|International Classification||C12M1/34, C12Q1/04, A61B5/15|
|Cooperative Classification||A61B5/150519, C12Q1/04, A61B5/150351, A61J1/05, A61B5/150244, A61B5/15003, A61B5/150389, A61B5/1405, A61B5/150099, A61B5/150236, A61B5/153|

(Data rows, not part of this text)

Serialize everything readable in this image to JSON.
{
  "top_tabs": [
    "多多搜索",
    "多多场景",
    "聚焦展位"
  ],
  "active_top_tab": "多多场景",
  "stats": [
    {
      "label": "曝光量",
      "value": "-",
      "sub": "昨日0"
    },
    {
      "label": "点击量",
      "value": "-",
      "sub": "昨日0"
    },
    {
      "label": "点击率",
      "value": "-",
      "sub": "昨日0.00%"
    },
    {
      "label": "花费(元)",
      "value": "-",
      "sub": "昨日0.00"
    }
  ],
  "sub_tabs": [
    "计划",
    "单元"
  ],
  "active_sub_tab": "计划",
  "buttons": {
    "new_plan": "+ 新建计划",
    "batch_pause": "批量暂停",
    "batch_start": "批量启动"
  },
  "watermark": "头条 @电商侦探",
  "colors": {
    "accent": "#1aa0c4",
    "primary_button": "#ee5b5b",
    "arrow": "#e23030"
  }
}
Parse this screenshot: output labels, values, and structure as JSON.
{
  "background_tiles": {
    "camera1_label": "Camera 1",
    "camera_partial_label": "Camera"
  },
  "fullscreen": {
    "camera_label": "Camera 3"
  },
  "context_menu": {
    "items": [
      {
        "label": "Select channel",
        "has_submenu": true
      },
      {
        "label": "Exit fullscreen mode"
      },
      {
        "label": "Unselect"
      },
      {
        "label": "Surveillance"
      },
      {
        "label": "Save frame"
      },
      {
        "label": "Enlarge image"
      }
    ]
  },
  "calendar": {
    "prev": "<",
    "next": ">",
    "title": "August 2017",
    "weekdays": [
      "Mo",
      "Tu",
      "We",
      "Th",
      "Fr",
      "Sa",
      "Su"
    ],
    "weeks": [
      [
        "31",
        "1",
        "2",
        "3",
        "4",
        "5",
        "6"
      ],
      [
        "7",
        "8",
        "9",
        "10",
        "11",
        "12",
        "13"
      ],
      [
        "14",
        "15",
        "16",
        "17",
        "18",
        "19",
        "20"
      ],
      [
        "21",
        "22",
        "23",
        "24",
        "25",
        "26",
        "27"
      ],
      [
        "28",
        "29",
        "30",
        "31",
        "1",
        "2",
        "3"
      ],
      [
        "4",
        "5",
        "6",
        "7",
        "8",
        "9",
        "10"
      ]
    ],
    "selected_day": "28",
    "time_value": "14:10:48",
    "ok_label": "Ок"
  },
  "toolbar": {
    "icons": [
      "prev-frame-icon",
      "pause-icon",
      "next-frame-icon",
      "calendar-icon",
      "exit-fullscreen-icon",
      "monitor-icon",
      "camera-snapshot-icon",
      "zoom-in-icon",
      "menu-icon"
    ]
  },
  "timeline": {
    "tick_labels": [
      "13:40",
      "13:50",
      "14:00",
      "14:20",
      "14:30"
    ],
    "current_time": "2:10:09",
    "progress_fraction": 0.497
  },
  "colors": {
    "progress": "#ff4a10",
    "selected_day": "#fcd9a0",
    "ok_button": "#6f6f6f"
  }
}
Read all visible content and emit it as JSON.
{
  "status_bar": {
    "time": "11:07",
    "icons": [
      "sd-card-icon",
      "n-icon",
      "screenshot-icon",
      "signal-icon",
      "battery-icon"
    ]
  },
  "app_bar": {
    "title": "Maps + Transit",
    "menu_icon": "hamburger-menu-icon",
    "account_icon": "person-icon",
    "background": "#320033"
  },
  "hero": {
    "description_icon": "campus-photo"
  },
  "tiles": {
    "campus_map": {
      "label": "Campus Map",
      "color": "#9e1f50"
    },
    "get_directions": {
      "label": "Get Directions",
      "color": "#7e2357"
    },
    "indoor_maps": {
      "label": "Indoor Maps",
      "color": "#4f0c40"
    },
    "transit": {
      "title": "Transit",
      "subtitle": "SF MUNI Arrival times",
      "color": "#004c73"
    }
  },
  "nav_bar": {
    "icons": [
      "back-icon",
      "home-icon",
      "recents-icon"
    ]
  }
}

|European Classification||A61B5/15B8J, A61B5/15B12, A61B5/153, A61B5/15B18B10D, A61B5/15B8H, A61B5/15B18B2, A61B5/15B4B10, A61B5/15B2D, C12Q1/04, C12M1/34, A61B5/14B|